Insects tend not to be everyone’s idea of a cute and cuddly animal - they are rather more prone to get squashed than other creatures and more prone to be forgotten about when we think about endangered and vulnerable creatures.
I recently found myself giving little mini lectures to my work colleges as to why it was not OK to kill the bees that came into our workplace - this was received somewhat bemusedly until a few days later one of the girls came in and told me she and her boyfriend had watched a documentary about bees and their currently precarious place in the world - at the end of watching it she apparently turned to her boyfriend and said ‘Sandy already told me all of that.’

I know that stopping a couple of girls from squashing a couple of bees is not going to help much in the larger scheme of things, but with bee’s being the canary down the coal mine when it comes to the health of the world it does seem worthwhile that as many people as possible know we should be guardians rather than executioners of these fuzzy little creatures. The internet has plenty of in-depth information about why this is so if you are on the indifferent or executioner side of things - this Greenpeace blog is a good place to start your re-education.

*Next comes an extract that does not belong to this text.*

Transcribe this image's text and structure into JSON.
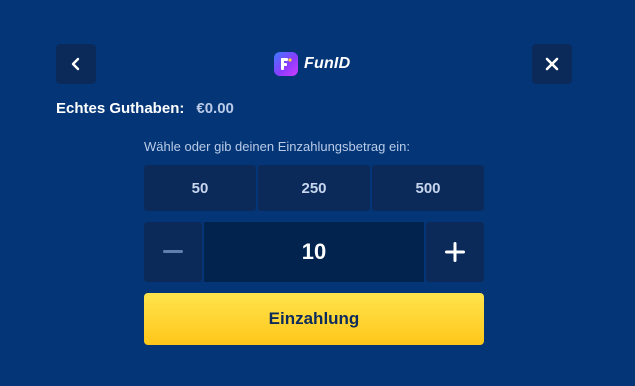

The difference between how things were ‘in my day’ and how they will be in the tomorrow of our child’s life is mind boggling and I probably have not even begun to imagine most of the differences - but I am pretty sure that no matter what the shape of the world becomes I will always want a world with birdsong out the window and where bees (be they bumble or not) buzz amongst the flowers and crops.